Technically speaking though, the compiler could see it as x+ +3, but it could equally see it as x ++3, which has two compiler errors: firstly, that's not actually a valid expression, and secondly (at least as I checked in the C99 standard, under section 220.127.116.11 on postfix increment and decrement operators) the lvalue must be modifiable.
All I guess I'm saying here is that it could technically be a typo which leads to invalid syntax, or it could be technically correct, so most compilers will treat it as a syntax error.

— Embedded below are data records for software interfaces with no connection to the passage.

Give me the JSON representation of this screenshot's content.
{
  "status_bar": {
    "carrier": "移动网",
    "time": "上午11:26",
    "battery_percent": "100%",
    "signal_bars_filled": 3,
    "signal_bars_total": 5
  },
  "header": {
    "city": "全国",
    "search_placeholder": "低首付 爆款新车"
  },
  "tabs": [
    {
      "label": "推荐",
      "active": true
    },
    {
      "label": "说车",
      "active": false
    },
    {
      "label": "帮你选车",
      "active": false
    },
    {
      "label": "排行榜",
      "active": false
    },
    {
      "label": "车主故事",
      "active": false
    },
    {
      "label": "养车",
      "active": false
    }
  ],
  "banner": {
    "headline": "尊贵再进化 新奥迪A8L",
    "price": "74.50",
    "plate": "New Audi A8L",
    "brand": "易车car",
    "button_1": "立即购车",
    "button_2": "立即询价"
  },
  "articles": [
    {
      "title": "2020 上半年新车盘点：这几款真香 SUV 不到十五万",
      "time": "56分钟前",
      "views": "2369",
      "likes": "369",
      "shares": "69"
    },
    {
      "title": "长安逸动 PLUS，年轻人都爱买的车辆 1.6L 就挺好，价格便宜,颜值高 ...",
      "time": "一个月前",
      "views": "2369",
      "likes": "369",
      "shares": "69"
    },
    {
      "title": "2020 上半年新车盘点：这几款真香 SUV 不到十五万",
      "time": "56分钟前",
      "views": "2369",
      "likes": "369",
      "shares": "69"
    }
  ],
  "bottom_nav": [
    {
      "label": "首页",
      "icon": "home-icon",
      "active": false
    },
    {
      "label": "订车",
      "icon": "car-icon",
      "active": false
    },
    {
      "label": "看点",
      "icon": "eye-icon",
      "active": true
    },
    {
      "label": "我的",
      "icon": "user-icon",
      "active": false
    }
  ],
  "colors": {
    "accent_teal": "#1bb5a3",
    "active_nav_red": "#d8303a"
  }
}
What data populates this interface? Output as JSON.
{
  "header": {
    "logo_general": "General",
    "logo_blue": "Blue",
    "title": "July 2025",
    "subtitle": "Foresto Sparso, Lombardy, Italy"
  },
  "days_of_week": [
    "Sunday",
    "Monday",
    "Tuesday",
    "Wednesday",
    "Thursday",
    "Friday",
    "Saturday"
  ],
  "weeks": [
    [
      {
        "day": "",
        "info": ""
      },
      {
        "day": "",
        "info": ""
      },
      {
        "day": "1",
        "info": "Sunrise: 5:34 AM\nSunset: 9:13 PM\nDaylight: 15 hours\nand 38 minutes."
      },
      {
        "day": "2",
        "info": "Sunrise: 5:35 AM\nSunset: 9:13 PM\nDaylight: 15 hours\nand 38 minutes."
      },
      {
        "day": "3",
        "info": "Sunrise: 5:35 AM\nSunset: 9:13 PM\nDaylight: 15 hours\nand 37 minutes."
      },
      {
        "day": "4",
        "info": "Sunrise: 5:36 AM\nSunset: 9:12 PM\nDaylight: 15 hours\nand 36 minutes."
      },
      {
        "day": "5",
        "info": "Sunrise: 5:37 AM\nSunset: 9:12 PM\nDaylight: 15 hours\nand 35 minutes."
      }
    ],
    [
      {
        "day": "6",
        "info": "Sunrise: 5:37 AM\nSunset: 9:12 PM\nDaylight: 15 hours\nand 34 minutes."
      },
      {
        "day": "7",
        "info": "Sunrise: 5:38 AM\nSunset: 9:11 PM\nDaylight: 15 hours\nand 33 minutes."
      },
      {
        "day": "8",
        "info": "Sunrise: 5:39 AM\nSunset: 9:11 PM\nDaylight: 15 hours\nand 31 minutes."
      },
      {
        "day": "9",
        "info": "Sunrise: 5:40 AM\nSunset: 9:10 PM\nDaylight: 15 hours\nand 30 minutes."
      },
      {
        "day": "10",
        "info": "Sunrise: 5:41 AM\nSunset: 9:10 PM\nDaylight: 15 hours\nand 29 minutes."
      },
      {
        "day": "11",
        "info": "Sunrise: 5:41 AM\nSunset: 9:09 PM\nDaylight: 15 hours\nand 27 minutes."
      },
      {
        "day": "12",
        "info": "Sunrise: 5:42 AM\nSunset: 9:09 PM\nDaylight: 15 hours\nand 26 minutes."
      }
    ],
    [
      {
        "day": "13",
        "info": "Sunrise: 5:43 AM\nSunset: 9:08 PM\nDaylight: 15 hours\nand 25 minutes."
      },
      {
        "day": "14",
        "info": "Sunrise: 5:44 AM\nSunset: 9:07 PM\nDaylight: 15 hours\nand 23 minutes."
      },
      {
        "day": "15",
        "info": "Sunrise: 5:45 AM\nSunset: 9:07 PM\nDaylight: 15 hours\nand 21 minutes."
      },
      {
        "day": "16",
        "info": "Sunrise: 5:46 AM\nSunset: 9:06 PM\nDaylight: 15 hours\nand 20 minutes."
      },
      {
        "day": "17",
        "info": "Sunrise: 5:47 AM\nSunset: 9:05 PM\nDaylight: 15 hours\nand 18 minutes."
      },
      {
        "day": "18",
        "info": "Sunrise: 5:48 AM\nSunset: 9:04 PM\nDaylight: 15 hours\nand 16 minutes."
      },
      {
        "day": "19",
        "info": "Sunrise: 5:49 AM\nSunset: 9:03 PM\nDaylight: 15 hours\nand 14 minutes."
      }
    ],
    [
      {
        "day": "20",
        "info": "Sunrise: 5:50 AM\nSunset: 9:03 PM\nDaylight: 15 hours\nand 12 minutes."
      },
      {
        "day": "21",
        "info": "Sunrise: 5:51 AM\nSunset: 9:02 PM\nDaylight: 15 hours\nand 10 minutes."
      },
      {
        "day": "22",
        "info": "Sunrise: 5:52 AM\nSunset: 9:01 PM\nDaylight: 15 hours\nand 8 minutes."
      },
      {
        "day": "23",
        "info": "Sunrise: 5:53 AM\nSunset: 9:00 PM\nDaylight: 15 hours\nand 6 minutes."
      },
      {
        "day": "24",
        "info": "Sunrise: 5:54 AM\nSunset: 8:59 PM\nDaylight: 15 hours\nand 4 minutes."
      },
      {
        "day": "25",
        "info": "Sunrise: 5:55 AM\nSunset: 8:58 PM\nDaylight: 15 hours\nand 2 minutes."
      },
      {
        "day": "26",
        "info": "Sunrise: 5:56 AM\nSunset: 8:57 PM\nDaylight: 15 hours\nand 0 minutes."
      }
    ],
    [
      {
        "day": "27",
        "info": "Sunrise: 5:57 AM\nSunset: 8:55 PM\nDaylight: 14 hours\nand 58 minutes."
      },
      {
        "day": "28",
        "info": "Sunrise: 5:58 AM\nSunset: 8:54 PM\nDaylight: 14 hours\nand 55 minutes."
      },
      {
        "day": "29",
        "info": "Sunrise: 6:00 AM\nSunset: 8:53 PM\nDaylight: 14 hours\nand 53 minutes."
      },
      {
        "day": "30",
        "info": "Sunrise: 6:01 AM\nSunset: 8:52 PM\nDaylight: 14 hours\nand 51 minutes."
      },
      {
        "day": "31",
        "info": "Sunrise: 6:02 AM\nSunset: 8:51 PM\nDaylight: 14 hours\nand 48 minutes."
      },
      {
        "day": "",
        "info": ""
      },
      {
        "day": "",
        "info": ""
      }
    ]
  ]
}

Someone above said that gcc was being "closer to the standard", but the standard never attempts to cover this particular corner case. So the gcc devs have done something, to my mind, quite sensible. They treat it as a possible syntax error because it could either be:
x++ + x;

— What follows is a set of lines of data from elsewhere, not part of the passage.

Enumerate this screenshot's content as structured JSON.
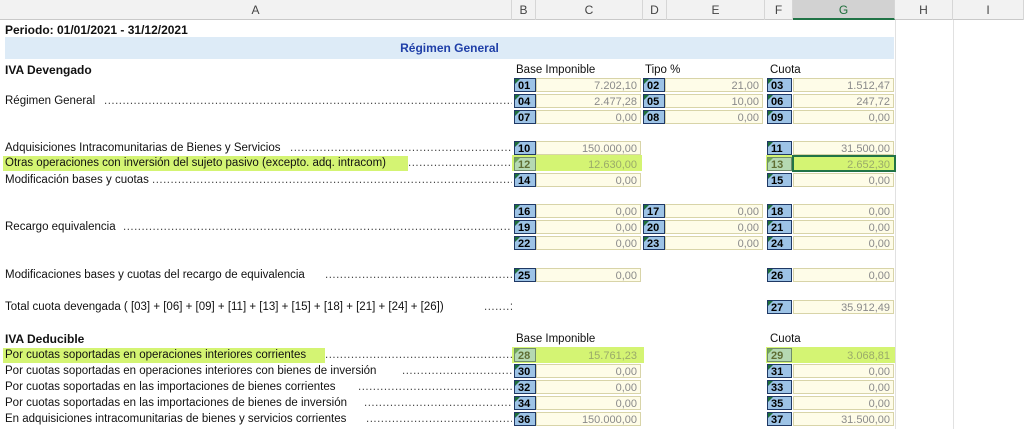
{
  "columns": [
    "A",
    "B",
    "C",
    "D",
    "E",
    "F",
    "G",
    "H",
    "I"
  ],
  "period": "Periodo: 01/01/2021 - 31/12/2021",
  "banner": "Régimen General",
  "devengado": {
    "title": "IVA Devengado",
    "col_base": "Base Imponible",
    "col_tipo": "Tipo %",
    "col_cuota": "Cuota",
    "regimen_label": "Régimen General",
    "rows": [
      {
        "c1": "01",
        "v1": "7.202,10",
        "c2": "02",
        "v2": "21,00",
        "c3": "03",
        "v3": "1.512,47"
      },
      {
        "c1": "04",
        "v1": "2.477,28",
        "c2": "05",
        "v2": "10,00",
        "c3": "06",
        "v3": "247,72"
      },
      {
        "c1": "07",
        "v1": "0,00",
        "c2": "08",
        "v2": "0,00",
        "c3": "09",
        "v3": "0,00"
      }
    ],
    "adq_label": "Adquisiciones Intracomunitarias de Bienes y Servicios",
    "adq": {
      "c1": "10",
      "v1": "150.000,00",
      "c3": "11",
      "v3": "31.500,00"
    },
    "otras_label": "Otras operaciones con inversión del sujeto pasivo (excepto. adq. intracom)",
    "otras": {
      "c1": "12",
      "v1": "12.630,00",
      "c3": "13",
      "v3": "2.652,30"
    },
    "mod_label": "Modificación bases y cuotas",
    "mod": {
      "c1": "14",
      "v1": "0,00",
      "c3": "15",
      "v3": "0,00"
    },
    "recargo_label": "Recargo equivalencia",
    "recargo_rows": [
      {
        "c1": "16",
        "v1": "0,00",
        "c2": "17",
        "v2": "0,00",
        "c3": "18",
        "v3": "0,00"
      },
      {
        "c1": "19",
        "v1": "0,00",
        "c2": "20",
        "v2": "0,00",
        "c3": "21",
        "v3": "0,00"
      },
      {
        "c1": "22",
        "v1": "0,00",
        "c2": "23",
        "v2": "0,00",
        "c3": "24",
        "v3": "0,00"
      }
    ],
    "modrec_label": "Modificaciones bases y cuotas del recargo de equivalencia",
    "modrec": {
      "c1": "25",
      "v1": "0,00",
      "c3": "26",
      "v3": "0,00"
    },
    "total_label": "Total cuota devengada ( [03] + [06] + [09] + [11] + [13] + [15] + [18] + [21] + [24] + [26])",
    "total": {
      "c3": "27",
      "v3": "35.912,49"
    }
  },
  "deducible": {
    "title": "IVA Deducible",
    "col_base": "Base Imponible",
    "col_cuota": "Cuota",
    "rows": [
      {
        "label": "Por cuotas soportadas en operaciones interiores corrientes",
        "c1": "28",
        "v1": "15.761,23",
        "c3": "29",
        "v3": "3.068,81"
      },
      {
        "label": "Por cuotas soportadas en operaciones interiores con bienes de inversión",
        "c1": "30",
        "v1": "0,00",
        "c3": "31",
        "v3": "0,00"
      },
      {
        "label": "Por cuotas soportadas en las importaciones de bienes corrientes",
        "c1": "32",
        "v1": "0,00",
        "c3": "33",
        "v3": "0,00"
      },
      {
        "label": "Por cuotas soportadas en las importaciones de bienes de inversión",
        "c1": "34",
        "v1": "0,00",
        "c3": "35",
        "v3": "0,00"
      },
      {
        "label": "En adquisiciones intracomunitarias de bienes y servicios corrientes",
        "c1": "36",
        "v1": "150.000,00",
        "c3": "37",
        "v3": "31.500,00"
      }
    ]
  },
  "colors": {
    "highlight": "#cdf25a",
    "code_bg": "#9dc3e6",
    "value_bg": "#fefce8",
    "banner_bg": "#ddebf7",
    "selection": "#217346"
  }
}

x + ++x;
x+ + +x;
I'll stand by original statement that it's a syntax error and most good compilers will treat it as such, even if it is logical to treat x++3 as x+ +3.
Edit: scratch that ALL completely. I forgot about operator precedence.
If you take x++3, then suffix increment is a higher operator than suffix decrement and addition. In other words, the compiler will always try to evaluate the expression as
Thus, it's a syntax error. Take that, downvoter of my original comment.
Edit x2: Definitive answer is here: https://news.ycombinator.com/item?id=5200523
Some days it just doesn't pay to get out of bed... :-)
Similar text to that C++ text is in C99 at 6.4 [Lexical elements], paragraph 4. Paragraph 6 considers the example x+++++y (which is similar to your example), noting that it is to be parsed as x ++ ++ + y. (I guess it uses distinct variables x and y to avoid any distractions due to sequence point issues -- which are immaterial here as the thing fails to parse anyway.)
What it could see is not a valid argument. A compiler could "see" all kinds of absolutely valid situations as invalid, but it doesn't.